But they should not be used to carry heavier loads, insists David Leach, a lecturer and researcher specialising in freight transport and supply chain finance.
Mr Leach said there would be economic and environmental benefits to individual companies and the country if the UK changed the rules to allow high capacity vehicles (HCVs) on to its roads.
At 25.25 metres, they would be about a third as long again as the largest lorries currently permitted in Britain.
But they would not carry heavier loads. Instead, they would be used for larger quantities of lightweight goods – cutting down on the number of vehicle journeys which would lead to “significant” cost savings, lower carbon emissions and reduced congestion.
Mr Leach’s comments come in a report which looks certain to reopen a controversial topic when it lands on the desks of politicians and industry lobbyists.
A paper based on his work was judged to be the best at the recent Annual Conference of the Logistics Research Network.

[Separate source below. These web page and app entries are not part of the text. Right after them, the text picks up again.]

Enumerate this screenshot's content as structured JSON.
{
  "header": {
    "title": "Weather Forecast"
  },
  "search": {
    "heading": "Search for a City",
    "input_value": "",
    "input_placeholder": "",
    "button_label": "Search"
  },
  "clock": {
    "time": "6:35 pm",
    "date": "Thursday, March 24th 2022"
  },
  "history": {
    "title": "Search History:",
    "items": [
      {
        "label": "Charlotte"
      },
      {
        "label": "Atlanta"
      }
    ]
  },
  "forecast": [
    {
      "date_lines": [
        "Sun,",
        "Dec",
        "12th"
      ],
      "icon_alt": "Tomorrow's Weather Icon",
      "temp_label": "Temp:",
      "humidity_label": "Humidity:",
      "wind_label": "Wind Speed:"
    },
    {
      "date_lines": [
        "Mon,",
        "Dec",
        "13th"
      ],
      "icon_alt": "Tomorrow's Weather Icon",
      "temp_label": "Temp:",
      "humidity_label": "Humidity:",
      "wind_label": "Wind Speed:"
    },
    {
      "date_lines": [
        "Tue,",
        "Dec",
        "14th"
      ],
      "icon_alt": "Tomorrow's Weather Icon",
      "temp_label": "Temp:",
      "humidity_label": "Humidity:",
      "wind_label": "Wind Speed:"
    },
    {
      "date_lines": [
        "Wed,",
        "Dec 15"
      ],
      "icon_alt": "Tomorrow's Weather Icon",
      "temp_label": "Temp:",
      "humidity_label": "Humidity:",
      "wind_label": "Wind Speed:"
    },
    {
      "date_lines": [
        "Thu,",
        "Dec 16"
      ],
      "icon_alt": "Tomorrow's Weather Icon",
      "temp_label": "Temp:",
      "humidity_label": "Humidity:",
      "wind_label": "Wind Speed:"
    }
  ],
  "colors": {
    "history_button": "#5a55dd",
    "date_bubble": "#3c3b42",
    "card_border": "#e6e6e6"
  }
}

Mr Leach’s focus is purely on extended vehicle length while maintaining gross weight at the current UK standard. Other studies have looked at increasing weight and length simultaneously.
He said: “I think that in the right circumstances – for companies that transport lightweight goods in large quantities from distribution site to distribution site – HCVs would be an undoubted benefit and would lead to a reduction in carbon emissions.”
The rail-freight industry – fearing a wholesale switch to road transport – and safety campaigners have been rigidly opposed to larger vehicles in Britain.
But Mr Leach’s findings run counter to many of their arguments.
Mr Leach, who held senior posts in the logistics industry before switching to an academic career, said only a small proportion of freight traffic might switch from rail to HCVs which are unsuited for heavy goods such as steel, coal and road building materials.
He said European studies showed that extra-large vehicles did not create additional road safety problems.
And technical innovations meant that HCVs were just as manoeuvrable as smaller lorries. Their 50% extra carrying capacity would lead to fewer vehicles on the road, cutting congestion.
Mr Leach said HCVs would not be permitted to exceed the current maximum weight when loaded – 44 tonnes in the UK.
“You are increasing the cubic capacity of the vehicle but you are reducing the maximum weight of goods that it can carry,” he said.
“This means that HCVs will only be of value to companies that distribute lightweight goods, such as snack foods, tissues and packaging materials.”
David Leach’s research was commissioned by personal health care products firm Kimberly-Clark.
Mr Leach, who worked on the research with his colleague Chris Savage, estimated that about 15% of the UK’s standard full-load traffic would be suitable for HCVs.
The report said that full adoption in the UK could lead to annual transport cost savings of £226m. Total reductions in carbon emissions could amount to 96 thousand tonnes per annum and the use of HCVs would reduce the total distances travelled by large vehicles by up to 4%, making a useful contribution to the relief of congestion.